INPUT section start

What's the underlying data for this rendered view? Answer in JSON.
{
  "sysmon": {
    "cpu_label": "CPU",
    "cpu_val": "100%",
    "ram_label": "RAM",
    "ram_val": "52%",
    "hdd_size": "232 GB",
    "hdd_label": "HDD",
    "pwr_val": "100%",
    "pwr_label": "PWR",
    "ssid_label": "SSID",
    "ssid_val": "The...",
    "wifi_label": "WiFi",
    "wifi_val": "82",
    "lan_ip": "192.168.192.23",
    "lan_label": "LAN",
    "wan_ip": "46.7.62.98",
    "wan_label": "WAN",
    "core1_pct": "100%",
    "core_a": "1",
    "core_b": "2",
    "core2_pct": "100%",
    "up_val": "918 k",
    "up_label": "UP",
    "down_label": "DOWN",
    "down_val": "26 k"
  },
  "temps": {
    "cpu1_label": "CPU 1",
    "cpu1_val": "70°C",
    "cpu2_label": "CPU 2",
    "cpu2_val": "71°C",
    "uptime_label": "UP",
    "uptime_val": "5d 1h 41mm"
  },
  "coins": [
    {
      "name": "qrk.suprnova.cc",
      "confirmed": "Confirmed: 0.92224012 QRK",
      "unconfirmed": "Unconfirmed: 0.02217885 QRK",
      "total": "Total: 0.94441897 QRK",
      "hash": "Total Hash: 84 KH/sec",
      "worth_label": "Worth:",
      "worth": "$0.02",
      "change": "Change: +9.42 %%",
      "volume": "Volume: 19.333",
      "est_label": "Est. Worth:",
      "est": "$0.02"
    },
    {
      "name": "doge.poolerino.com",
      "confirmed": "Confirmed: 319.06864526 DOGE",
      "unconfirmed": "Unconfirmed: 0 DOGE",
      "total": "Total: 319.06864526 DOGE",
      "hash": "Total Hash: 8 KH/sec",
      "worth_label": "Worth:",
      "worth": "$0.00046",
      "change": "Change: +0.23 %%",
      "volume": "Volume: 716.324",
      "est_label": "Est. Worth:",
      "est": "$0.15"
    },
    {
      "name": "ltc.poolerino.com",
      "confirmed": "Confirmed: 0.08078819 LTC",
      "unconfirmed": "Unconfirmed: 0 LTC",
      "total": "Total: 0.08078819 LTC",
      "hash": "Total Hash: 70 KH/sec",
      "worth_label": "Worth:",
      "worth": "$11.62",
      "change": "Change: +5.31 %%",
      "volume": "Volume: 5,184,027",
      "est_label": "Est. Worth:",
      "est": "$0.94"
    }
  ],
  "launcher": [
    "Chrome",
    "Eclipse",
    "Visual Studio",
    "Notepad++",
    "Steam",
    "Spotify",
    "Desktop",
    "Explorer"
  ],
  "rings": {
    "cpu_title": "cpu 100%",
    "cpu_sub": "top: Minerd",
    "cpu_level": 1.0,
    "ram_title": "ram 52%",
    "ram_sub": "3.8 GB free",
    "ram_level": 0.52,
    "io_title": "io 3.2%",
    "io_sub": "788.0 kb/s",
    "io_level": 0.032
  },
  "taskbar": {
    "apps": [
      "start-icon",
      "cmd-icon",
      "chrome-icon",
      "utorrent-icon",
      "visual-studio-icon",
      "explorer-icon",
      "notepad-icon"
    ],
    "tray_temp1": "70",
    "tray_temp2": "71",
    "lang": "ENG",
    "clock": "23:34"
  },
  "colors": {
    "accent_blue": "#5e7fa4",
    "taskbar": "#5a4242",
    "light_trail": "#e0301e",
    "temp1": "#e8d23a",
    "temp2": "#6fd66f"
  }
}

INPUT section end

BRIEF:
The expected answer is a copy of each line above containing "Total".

FINISHED EXERCISE:
      "total": "Total: 0.94441897 QRK",
      "hash": "Total Hash: 84 KH/sec",
      "total": "Total: 319.06864526 DOGE",
      "hash": "Total Hash: 8 KH/sec",
      "total": "Total: 0.08078819 LTC",
      "hash": "Total Hash: 70 KH/sec",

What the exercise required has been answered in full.